1) What is your name and where do you work?
My name’s Luca Artoni and I work in the Italian headquarter office, in Milan.
2) How and when did you enter the game localization industry?
Right after graduating in Economics I was introduced to Max Reynaud by my friend Mauro Bossetti, now head of our Spanish branch, and worked here ever since. 15 years, man, I didn’t realise it!
3) What is your primary job at Synthesis?
I’m a Senior Project Manager and a partner.
4) What do you have to take care of today?
The usual, translation and audio quotes, translation requests, dealing with multilanguage vendors across the globe, taking care of the Synthesis network (such as analyzing and preparing Synthesis Asia financial plan and budget) and some invoicing work.

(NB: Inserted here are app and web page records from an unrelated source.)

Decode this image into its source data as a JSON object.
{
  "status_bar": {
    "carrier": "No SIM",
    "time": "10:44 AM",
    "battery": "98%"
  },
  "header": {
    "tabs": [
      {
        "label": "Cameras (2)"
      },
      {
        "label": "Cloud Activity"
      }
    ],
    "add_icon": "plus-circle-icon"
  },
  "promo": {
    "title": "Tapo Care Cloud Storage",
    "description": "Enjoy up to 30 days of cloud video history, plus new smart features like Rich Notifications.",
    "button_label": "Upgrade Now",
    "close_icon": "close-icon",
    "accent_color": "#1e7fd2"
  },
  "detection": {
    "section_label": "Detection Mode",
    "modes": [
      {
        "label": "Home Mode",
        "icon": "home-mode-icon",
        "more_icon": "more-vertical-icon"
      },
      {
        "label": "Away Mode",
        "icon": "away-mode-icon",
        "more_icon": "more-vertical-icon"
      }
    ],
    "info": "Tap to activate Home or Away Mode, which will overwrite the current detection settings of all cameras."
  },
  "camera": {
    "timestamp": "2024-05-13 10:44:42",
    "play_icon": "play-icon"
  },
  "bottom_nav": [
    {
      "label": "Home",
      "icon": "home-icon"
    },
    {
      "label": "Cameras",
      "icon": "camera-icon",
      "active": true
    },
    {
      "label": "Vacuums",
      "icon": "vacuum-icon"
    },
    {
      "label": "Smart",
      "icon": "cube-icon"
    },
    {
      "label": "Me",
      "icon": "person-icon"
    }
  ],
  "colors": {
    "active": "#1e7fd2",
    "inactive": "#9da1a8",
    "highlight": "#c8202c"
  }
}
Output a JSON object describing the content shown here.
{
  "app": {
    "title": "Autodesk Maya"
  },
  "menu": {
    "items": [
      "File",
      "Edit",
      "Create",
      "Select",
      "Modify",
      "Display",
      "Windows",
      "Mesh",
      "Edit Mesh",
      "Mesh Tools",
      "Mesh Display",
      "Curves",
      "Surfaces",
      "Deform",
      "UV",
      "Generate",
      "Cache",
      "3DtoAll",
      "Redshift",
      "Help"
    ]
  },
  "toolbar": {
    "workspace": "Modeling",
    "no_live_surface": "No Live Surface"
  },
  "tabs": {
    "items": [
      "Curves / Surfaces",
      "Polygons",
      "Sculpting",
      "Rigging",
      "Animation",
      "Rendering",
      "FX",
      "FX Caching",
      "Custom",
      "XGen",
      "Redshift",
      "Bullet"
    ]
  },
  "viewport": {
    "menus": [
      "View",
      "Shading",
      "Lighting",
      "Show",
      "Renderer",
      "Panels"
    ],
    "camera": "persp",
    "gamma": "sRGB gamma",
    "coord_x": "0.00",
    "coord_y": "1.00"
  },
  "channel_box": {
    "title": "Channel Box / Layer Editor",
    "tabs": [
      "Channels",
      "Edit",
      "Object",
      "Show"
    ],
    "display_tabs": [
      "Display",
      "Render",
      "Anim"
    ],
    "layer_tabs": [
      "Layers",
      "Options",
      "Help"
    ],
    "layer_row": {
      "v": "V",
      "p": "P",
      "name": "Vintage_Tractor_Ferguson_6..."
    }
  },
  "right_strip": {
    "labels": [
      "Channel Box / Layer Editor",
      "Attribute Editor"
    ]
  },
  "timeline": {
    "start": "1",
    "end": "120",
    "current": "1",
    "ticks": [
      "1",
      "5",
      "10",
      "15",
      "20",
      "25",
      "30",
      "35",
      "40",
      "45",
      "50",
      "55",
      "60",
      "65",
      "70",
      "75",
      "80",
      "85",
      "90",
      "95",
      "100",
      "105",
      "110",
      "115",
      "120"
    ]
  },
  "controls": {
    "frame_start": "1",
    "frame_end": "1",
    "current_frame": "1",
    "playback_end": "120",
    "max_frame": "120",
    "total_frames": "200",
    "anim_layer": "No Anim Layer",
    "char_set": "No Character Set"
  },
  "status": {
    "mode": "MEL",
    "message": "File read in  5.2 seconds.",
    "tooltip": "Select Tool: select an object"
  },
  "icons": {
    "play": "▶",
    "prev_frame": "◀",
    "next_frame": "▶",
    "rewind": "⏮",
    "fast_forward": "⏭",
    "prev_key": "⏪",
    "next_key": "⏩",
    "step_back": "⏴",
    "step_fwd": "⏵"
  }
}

Oh, I even had lunch at some point 🙂
5) What is your “Synthesis nickname” and what is the story behind?
Lupin, a fictional thief – made very popular in the eighties in a Japanese cartoon – was my inspiration.
6) What is the funniest request you stumbled upon at your time at Synthesis?
After many trials & errors attempts, we managed to find the perfect audio setting/test required for a survival horror game. We practically wrapped the talent (and notice we are talking about a VIP voice talent!) in a couple of mattresses, and we had his head covered in blankets in order to achieve a perfectly “intimate” sound. Thankfully he was not claustrophobic! 🙂
7) What was your most demanding project and what made it so special?
Battlefield 3. The game was outstanding, the dialogues great, and we had to face quite many technical challenges in the process.
8) What is your favourite game and why?
I have fond memories of the Harry Potter franchise. I was there since the beginning and I felt very involved in the process. I know and like the books, and I saw the games evolving through time. It has been a truly all-round experience (books, movies, games).
9) What do you love about videogames localization?
I like the planning part mostly, dealing with different clients, requests, and filtering them out to our internal staff and to our Multilanguage vendors. I like the way we manage to adjust our services to any need. Sometimes I think we do magic!
10) What do you hate about videogames localization?
Tight schedules! And working with “in progress” assets. But this is what makes things interesting, right?
11) Final question: what do you do when you’re not sitting in front of your computer?
I often attend your typical milanese after-work “aperitivi”, drink&eat at the same time, as in Milan we don’t have time to waste 🙂 I like gardening and sports, and I’m also a basketball trainer.